# do-Notation for Monads

While APIs based on monads are very powerful, the explicit use of >>= with anonymous functions is still somewhat noisy. Just as infix operators are used instead of explicit calls to HAdd.hAdd, Lean provides a syntax for monads called do-notation that can make programs that use monads easier to read and write. This is the very same do-notation that is used to write programs in IO, and IO is also a monad.

In Hello, World!, the do syntax is used to combine IO actions, but the meaning of these programs is explained directly. Understanding how to program with monads means that do can now be explained in terms of how it translates into uses of the underlying monad operators.

The first translation of do is used when the only statement in the do is a single expression E. In this case, the do is removed, so

do E


translates to

E


The second translation is used when the first statement of the do is a let with an arrow, binding a local variable. This translates to a use of >>= together with a function that binds that very same variable, so

do let x ← E1
Stmt
...
En


translates to

E1 >>= fun x =>
do Stmt
...
En


When the first statement of the do block is an expression, then it is considered to be a monadic action that returns Unit, so the function matches the Unit constructor and

do E1
Stmt
...
En


translates to

E1 >>= fun () =>
do Stmt
...
En

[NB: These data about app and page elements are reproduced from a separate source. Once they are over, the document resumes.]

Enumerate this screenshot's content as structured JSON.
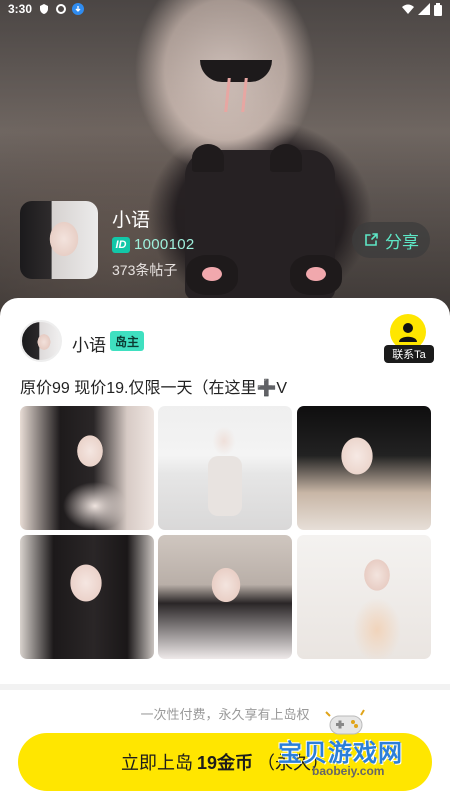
{
  "status_bar": {
    "time": "3:30"
  },
  "profile": {
    "name": "小语",
    "id_label": "ID",
    "id_number": "1000102",
    "posts": "373条帖子",
    "share_label": "分享"
  },
  "post": {
    "author": "小语",
    "owner_badge": "岛主",
    "contact_label": "联系Ta",
    "text": "原价99 现价19.仅限一天（在这里➕V"
  },
  "footer": {
    "notice": "一次性付费，永久享有上岛权",
    "cta_prefix": "立即上岛",
    "cta_amount": "19金币",
    "cta_suffix": "（永久）"
  },
  "watermark": {
    "text": "宝贝游戏网",
    "url": "baobeiy.com"
  },
  "colors": {
    "accent_yellow": "#ffe600",
    "accent_teal": "#3fe0c0",
    "share_text": "#5ee7c6"
  }
}
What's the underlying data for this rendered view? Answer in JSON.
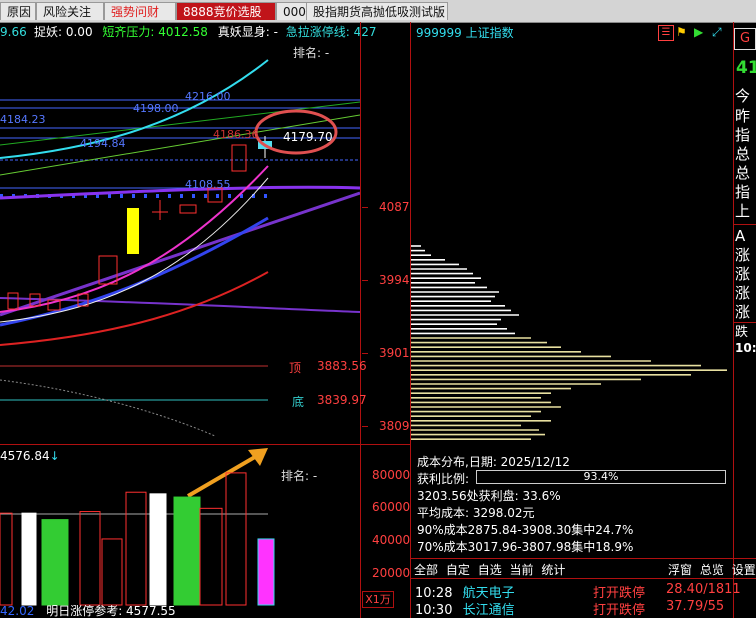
{
  "tabs": [
    {
      "label": "原因",
      "style": "normal"
    },
    {
      "label": "风险关注",
      "style": "normal"
    },
    {
      "label": "强势问财",
      "style": "red"
    },
    {
      "label": "8888竞价选股",
      "style": "active"
    },
    {
      "label": "000",
      "style": "normal"
    },
    {
      "label": "股指期货高抛低吸测试版",
      "style": "normal"
    }
  ],
  "header": {
    "left_value": "9.66",
    "item1": "捉妖: 0.00",
    "item2": "短齐压力: 4012.58",
    "item3": "真妖显身: -",
    "item4": "急拉涨停线: 427"
  },
  "main_chart": {
    "rank_label": "排名: -",
    "price_labels": [
      "4216.00",
      "4198.00",
      "4184.23",
      "4194.84",
      "4186.36",
      "4179.70",
      "4108.55"
    ],
    "top_label": "顶",
    "top_value": "3883.56",
    "bottom_label": "底",
    "bottom_value": "3839.97",
    "y_ticks": [
      "4087",
      "3994",
      "3901",
      "3809"
    ]
  },
  "volume_panel": {
    "top_value": "4576.84",
    "rank_label": "排名: -",
    "y_ticks": [
      "80000",
      "60000",
      "40000",
      "20000"
    ],
    "unit": "X1万",
    "footer_left": "42.02",
    "footer_label": "明日涨停参考: 4577.55",
    "bars": [
      {
        "value": 57000,
        "color": "white-hollow"
      },
      {
        "value": 57000,
        "color": "white"
      },
      {
        "value": 53000,
        "color": "green"
      },
      {
        "value": 58000,
        "color": "red-hollow"
      },
      {
        "value": 41000,
        "color": "red-hollow"
      },
      {
        "value": 70000,
        "color": "red-hollow"
      },
      {
        "value": 69000,
        "color": "white"
      },
      {
        "value": 67000,
        "color": "green"
      },
      {
        "value": 60000,
        "color": "red-hollow"
      },
      {
        "value": 82000,
        "color": "red-hollow"
      },
      {
        "value": 41000,
        "color": "magenta"
      }
    ]
  },
  "index_panel": {
    "title": "999999 上证指数",
    "info_title": "成本分布,日期: 2025/12/12",
    "profit_label": "获利比例:",
    "profit_value": "93.4%",
    "profit_fraction": 0.934,
    "line1": "3203.56处获利盘: 33.6%",
    "line2": "平均成本: 3298.02元",
    "line3": "90%成本2875.84-3908.30集中24.7%",
    "line4": "70%成本3017.96-3807.98集中18.9%"
  },
  "right_column": {
    "value": "41",
    "chars": [
      "今",
      "昨",
      "指",
      "总",
      "总",
      "指",
      "上",
      "A",
      "涨",
      "涨",
      "涨",
      "涨",
      "跌",
      "10:"
    ]
  },
  "bottom_tabs": [
    "全部",
    "自定",
    "自选",
    "当前",
    "统计"
  ],
  "bottom_actions": [
    "浮窗",
    "总览",
    "设置"
  ],
  "alerts": [
    {
      "time": "10:28",
      "name": "航天电子",
      "action": "打开跌停",
      "value": "28.40/1811"
    },
    {
      "time": "10:30",
      "name": "长江通信",
      "action": "打开跌停",
      "value": "37.79/55"
    }
  ],
  "colors": {
    "accent_red": "#c0141a",
    "up_red": "#ff3030",
    "down_green": "#33cc33",
    "highlight_circle": "#e05050",
    "arrow": "#f0a020"
  }
}
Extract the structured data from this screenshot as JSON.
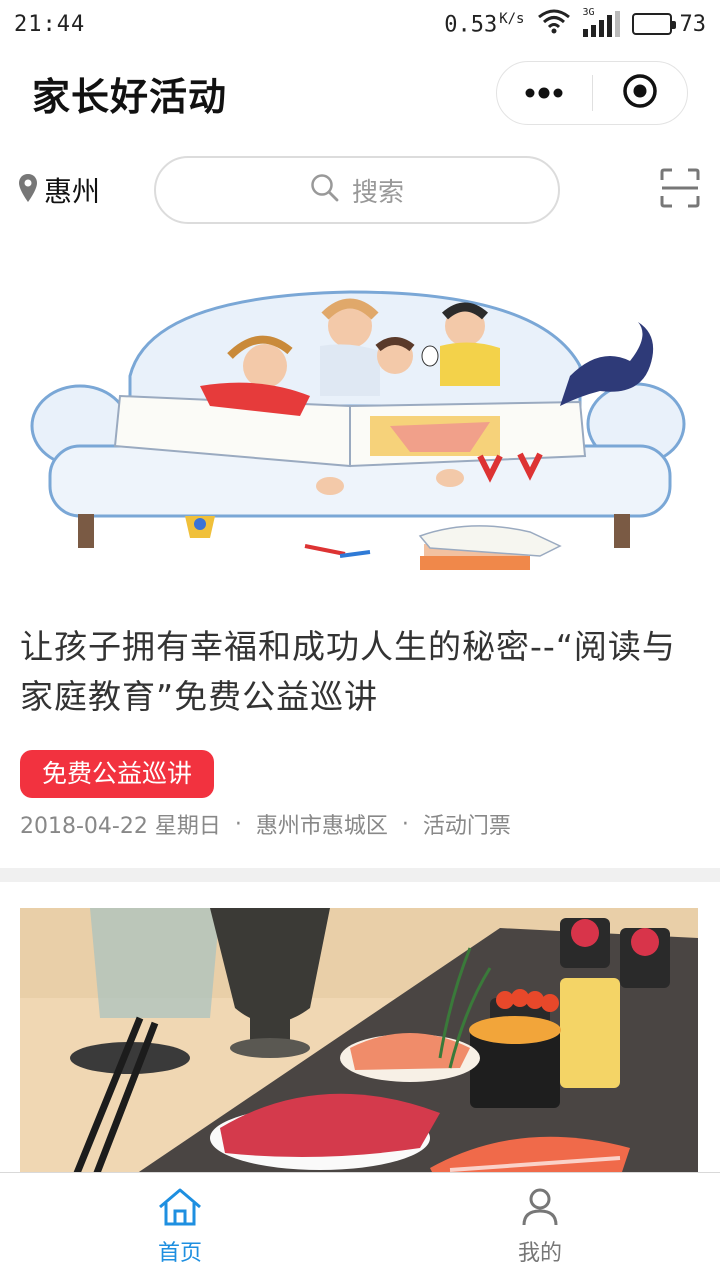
{
  "status_bar": {
    "time": "21:44",
    "net_speed": "0.53",
    "net_unit": "K/s",
    "network_type": "3G",
    "battery_level": "73",
    "battery_fraction": 0.73
  },
  "nav": {
    "title": "家长好活动",
    "more_icon": "more-dots-icon",
    "close_icon": "target-circle-icon"
  },
  "search_bar": {
    "location": "惠州",
    "placeholder": "搜索",
    "scan_icon": "scan-icon"
  },
  "feed": {
    "items": [
      {
        "title": "让孩子拥有幸福和成功人生的秘密--“阅读与家庭教育”免费公益巡讲",
        "tag": "免费公益巡讲",
        "date": "2018-04-22 星期日",
        "location": "惠州市惠城区",
        "category": "活动门票",
        "image": "family-reading-on-sofa-illustration"
      },
      {
        "image": "sushi-platter-photo"
      }
    ]
  },
  "tabs": [
    {
      "label": "首页",
      "icon": "home-icon",
      "active": true
    },
    {
      "label": "我的",
      "icon": "user-icon",
      "active": false
    }
  ],
  "colors": {
    "accent_blue": "#1e8fe0",
    "tag_red": "#f2323f",
    "meta_gray": "#888888",
    "title_text": "#333333"
  }
}
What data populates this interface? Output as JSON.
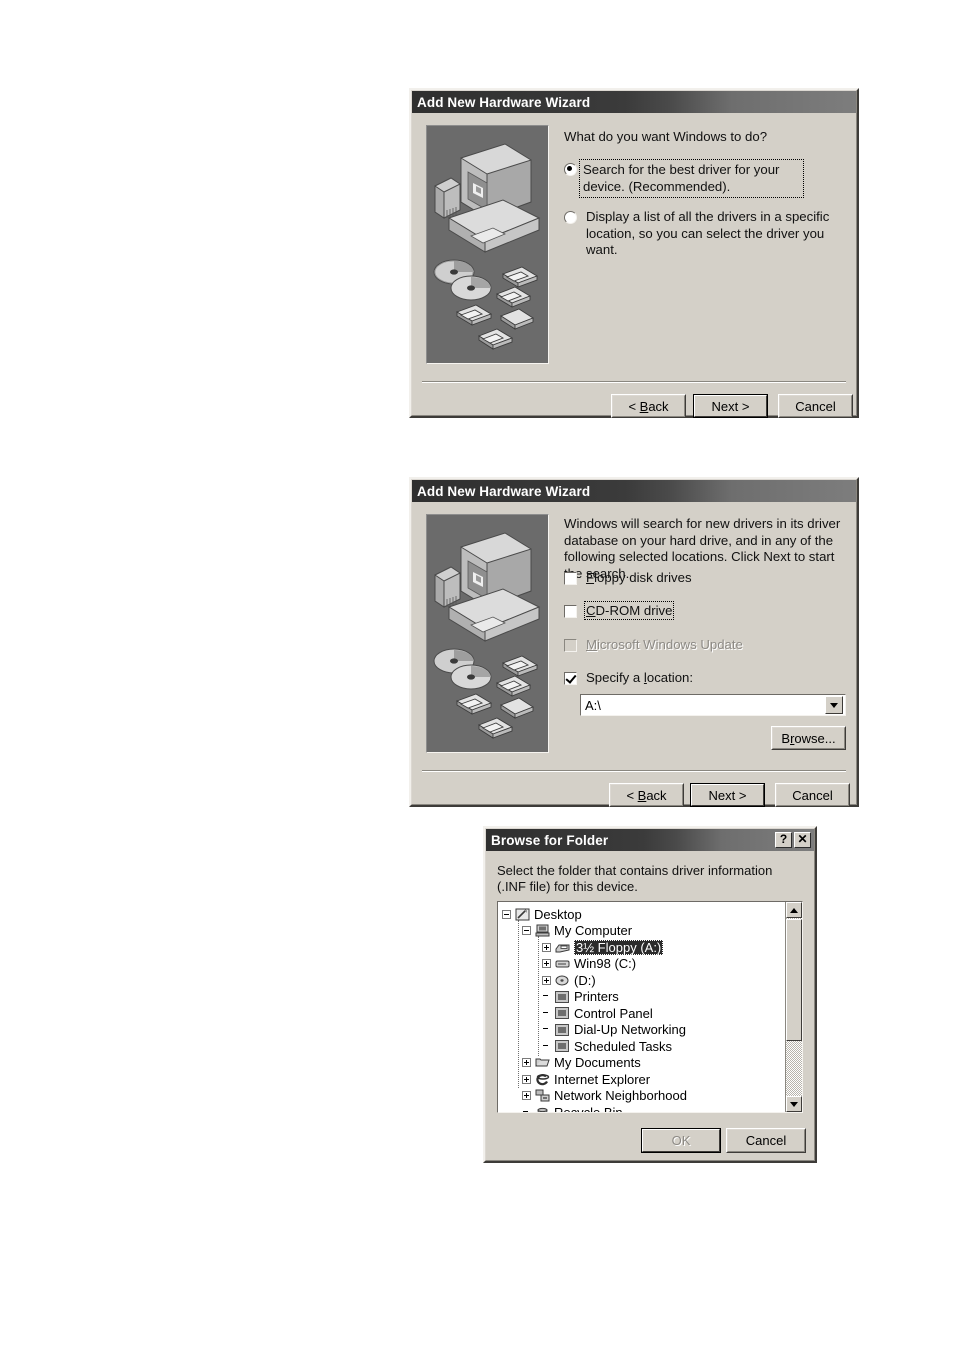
{
  "colors": {
    "dialog_face": "#d4d0c8",
    "titlebar_dark": "#2f2f2f",
    "titlebar_light": "#7d7d7d",
    "art_panel_bg": "#6b6b6b",
    "field_bg": "#ffffff",
    "disabled_text": "#8d8a85",
    "selection_bg": "#2b2b2b"
  },
  "dialog1": {
    "title": "Add New Hardware Wizard",
    "art_name": "computer-hardware-illustration",
    "prompt": "What do you want Windows to do?",
    "options": [
      {
        "label": "Search for the best driver for your device. (Recommended).",
        "selected": true,
        "focused": true
      },
      {
        "label": "Display a list of all the drivers in a specific location, so you can select the driver you want.",
        "selected": false,
        "focused": false
      }
    ],
    "buttons": {
      "back": "< Back",
      "back_pre": "< ",
      "back_accel": "B",
      "back_post": "ack",
      "next": "Next >",
      "cancel": "Cancel"
    }
  },
  "dialog2": {
    "title": "Add New Hardware Wizard",
    "art_name": "computer-hardware-illustration",
    "prompt": "Windows will search for new drivers in its driver database on your hard drive, and in any of the following selected locations. Click Next to start the search.",
    "checkboxes": [
      {
        "accel": "F",
        "rest": "loppy disk drives",
        "checked": false,
        "disabled": false,
        "focused": false
      },
      {
        "accel": "C",
        "rest": "D-ROM drive",
        "checked": false,
        "disabled": false,
        "focused": true
      },
      {
        "accel": "M",
        "rest": "icrosoft Windows Update",
        "checked": false,
        "disabled": true,
        "focused": false
      },
      {
        "accel": "",
        "rest": "Specify a location:",
        "checked": true,
        "disabled": false,
        "focused": false
      }
    ],
    "specify_label_pre": "Specify a ",
    "specify_label_accel": "l",
    "specify_label_post": "ocation:",
    "location_value": "A:\\",
    "browse": {
      "pre": "B",
      "accel": "r",
      "post": "owse..."
    },
    "browse_label": "Browse...",
    "buttons": {
      "back": "< Back",
      "next": "Next >",
      "cancel": "Cancel"
    }
  },
  "dialog3": {
    "title": "Browse for Folder",
    "help_button": "?",
    "close_button": "✕",
    "prompt": "Select the folder that contains driver information (.INF file) for this device.",
    "tree": [
      {
        "label": "Desktop",
        "depth": 0,
        "expander": "minus",
        "icon": "desktop-icon",
        "selected": false
      },
      {
        "label": "My Computer",
        "depth": 1,
        "expander": "minus",
        "icon": "computer-icon",
        "selected": false
      },
      {
        "label": "3½ Floppy (A:)",
        "depth": 2,
        "expander": "plus",
        "icon": "floppy-icon",
        "selected": true
      },
      {
        "label": "Win98 (C:)",
        "depth": 2,
        "expander": "plus",
        "icon": "harddisk-icon",
        "selected": false
      },
      {
        "label": "(D:)",
        "depth": 2,
        "expander": "plus",
        "icon": "cdrom-icon",
        "selected": false
      },
      {
        "label": "Printers",
        "depth": 2,
        "expander": "none",
        "icon": "printers-icon",
        "selected": false
      },
      {
        "label": "Control Panel",
        "depth": 2,
        "expander": "none",
        "icon": "control-panel-icon",
        "selected": false
      },
      {
        "label": "Dial-Up Networking",
        "depth": 2,
        "expander": "none",
        "icon": "dialup-icon",
        "selected": false
      },
      {
        "label": "Scheduled Tasks",
        "depth": 2,
        "expander": "none",
        "icon": "scheduled-tasks-icon",
        "selected": false
      },
      {
        "label": "My Documents",
        "depth": 1,
        "expander": "plus",
        "icon": "my-documents-icon",
        "selected": false
      },
      {
        "label": "Internet Explorer",
        "depth": 1,
        "expander": "plus",
        "icon": "internet-explorer-icon",
        "selected": false
      },
      {
        "label": "Network Neighborhood",
        "depth": 1,
        "expander": "plus",
        "icon": "network-icon",
        "selected": false
      },
      {
        "label": "Recycle Bin",
        "depth": 1,
        "expander": "none",
        "icon": "recycle-bin-icon",
        "selected": false
      }
    ],
    "scrollbar": {
      "up": "▲",
      "down": "▼",
      "thumb_top_pct": 0,
      "thumb_height_pct": 64
    },
    "buttons": {
      "ok": "OK",
      "ok_disabled": true,
      "cancel": "Cancel"
    }
  }
}
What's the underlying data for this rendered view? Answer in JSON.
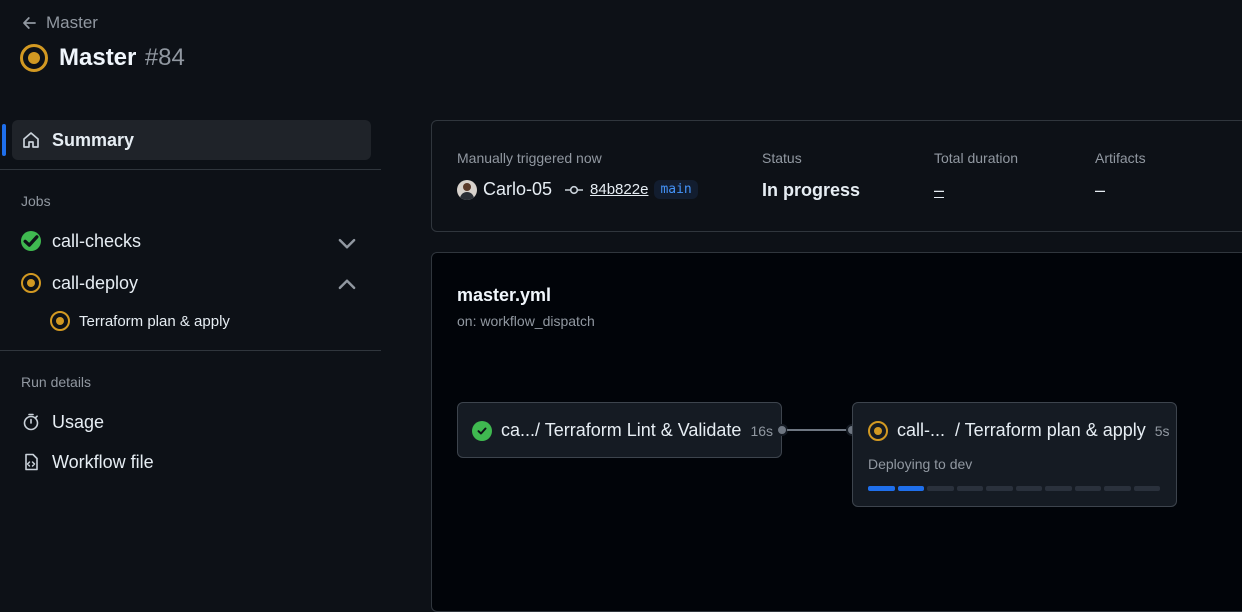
{
  "header": {
    "back_label": "Master",
    "title": "Master",
    "run_number": "#84"
  },
  "sidebar": {
    "summary_label": "Summary",
    "jobs_heading": "Jobs",
    "jobs": [
      {
        "label": "call-checks",
        "status": "success",
        "expanded": false
      },
      {
        "label": "call-deploy",
        "status": "in_progress",
        "expanded": true
      }
    ],
    "deploy_subjob": "Terraform plan & apply",
    "run_details_heading": "Run details",
    "usage_label": "Usage",
    "workflow_file_label": "Workflow file"
  },
  "summary": {
    "trigger_label": "Manually triggered now",
    "actor": "Carlo-05",
    "commit": "84b822e",
    "branch": "main",
    "status_label": "Status",
    "status_value": "In progress",
    "duration_label": "Total duration",
    "duration_value": "–",
    "artifacts_label": "Artifacts",
    "artifacts_value": "–"
  },
  "workflow": {
    "file": "master.yml",
    "trigger": "on: workflow_dispatch",
    "jobs": [
      {
        "name": "ca.../ Terraform Lint & Validate",
        "duration": "16s",
        "status": "success"
      },
      {
        "name": "call-...  / Terraform plan & apply",
        "duration": "5s",
        "status": "in_progress",
        "step": "Deploying to dev",
        "progress_segments_done": 2,
        "progress_segments_total": 10
      }
    ]
  },
  "colors": {
    "accent": "#1f6feb",
    "success": "#3fb950",
    "in_progress": "#d29922",
    "background": "#0d1117"
  }
}
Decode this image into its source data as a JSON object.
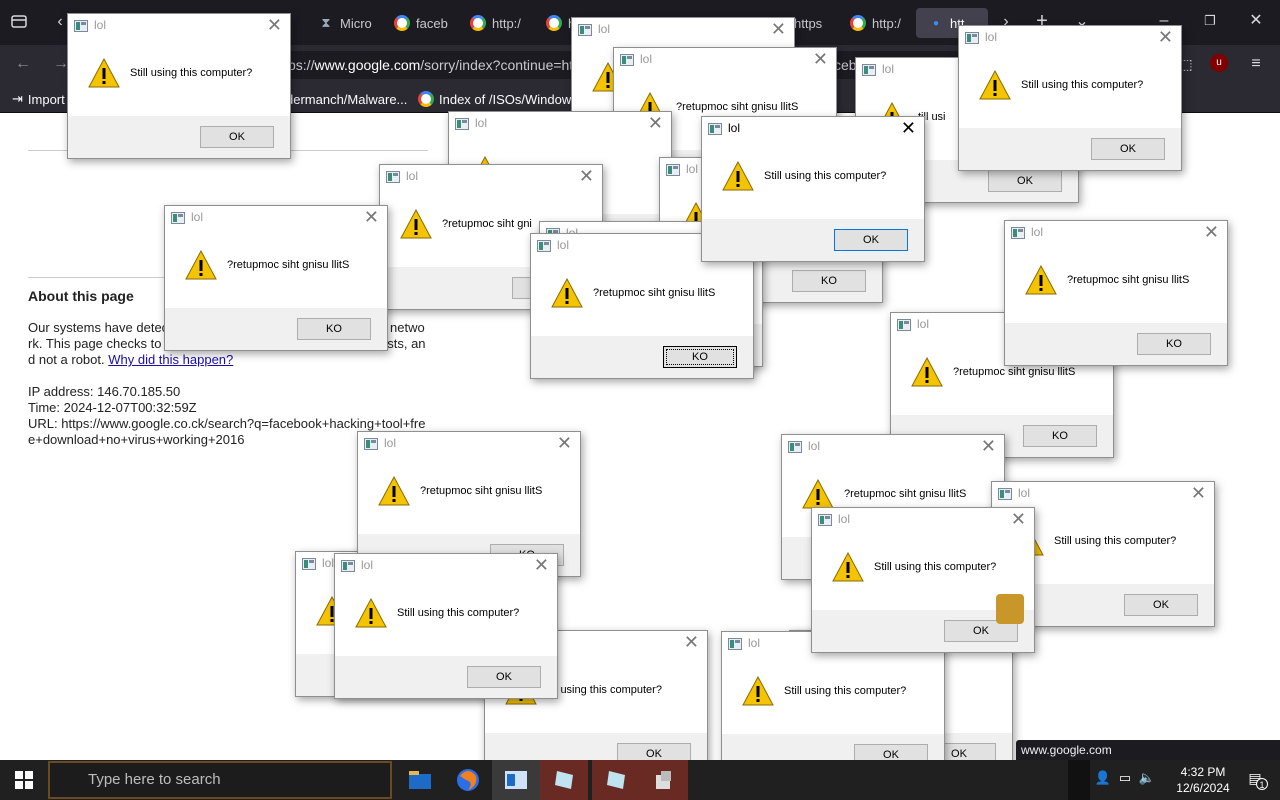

Finally, when the first statement of the do block is a let that uses :=, the translated form is an ordinary let expression, so

do let x := E1
Stmt
...
En


translates to

let x := E1
do Stmt
...
En


The definition of firstThirdFifthSeventh that uses the Monad class looks like this:

def firstThirdFifthSeventh [Monad m] (lookup : List α → Nat → m α) (xs : List α) : m (α × α × α × α) :=
lookup xs 0 >>= fun first =>
lookup xs 2 >>= fun third =>
lookup xs 4 >>= fun fifth =>
lookup xs 6 >>= fun seventh =>
pure (first, third, fifth, seventh)


Using do-notation, it becomes significantly more readable:

def firstThirdFifthSeventh [Monad m] (lookup : List α → Nat → m α) (xs : List α) : m (α × α × α × α) := do
let first ← lookup xs 0
let third ← lookup xs 2
let fifth ← lookup xs 4
let seventh ← lookup xs 6
pure (first, third, fifth, seventh)


Without the Monad type class, the function number that numbers the nodes of a tree was written:

def number (t : BinTree α) : BinTree (Nat × α) :=
let rec helper : BinTree α → State Nat (BinTree (Nat × α))
| BinTree.leaf => ok BinTree.leaf
| BinTree.branch left x right =>
helper left ~~> fun numberedLeft =>
get ~~> fun n =>
set (n + 1) ~~> fun () =>
helper right ~~> fun numberedRight =>
ok (BinTree.branch numberedLeft (n, x) numberedRight)
(helper t 0).snd


With Monad and do, its definition is much less noisy:

def number (t : BinTree α) : BinTree (Nat × α) :=
let rec helper : BinTree α → State Nat (BinTree (Nat × α))
| BinTree.leaf => pure BinTree.leaf
| BinTree.branch left x right => do
let numberedLeft ← helper left
let n ← get
set (n + 1)
let numberedRight ← helper right
ok (BinTree.branch numberedLeft (n, x) numberedRight)
(helper t 0).snd


All of the conveniences from do with IO are also available when using it with other monads. For example, nested actions also work in any monad. The original definition of mapM was:

def mapM [Monad m] (f : α → m β) : List α → m (List β)
| [] => pure []
| x :: xs =>
f x >>= fun hd =>
mapM f xs >>= fun tl =>
pure (hd :: tl)


With do-notation, it can be written:

def mapM [Monad m] (f : α → m β) : List α → m (List β)
| [] => pure []
| x :: xs => do
let hd ← f x
let tl ← mapM f xs
pure (hd :: tl)


Using nested actions makes it almost as short as the original non-monadic map:

def mapM [Monad m] (f : α → m β) : List α → m (List β)
| [] => pure []
| x :: xs => do
pure ((← f x) :: (← mapM f xs))


Using nested actions, number can be made much more concise:

def increment : State Nat Nat := do
let n ← get
set (n + 1)
pure n

def number (t : BinTree α) : BinTree (Nat × α) :=
let rec helper : BinTree α → State Nat (BinTree (Nat × α))
| BinTree.leaf => pure BinTree.leaf
| BinTree.branch left x right => do
pure (BinTree.branch (← helper left) ((← increment), x) (← helper right))
(helper t 0).snd


## Exercises

• Rewrite evaluateM, its helpers, and the different specific use cases using do-notation instead of explicit calls to >>=.
• Rewrite firstThirdFifthSeventh using nested actions.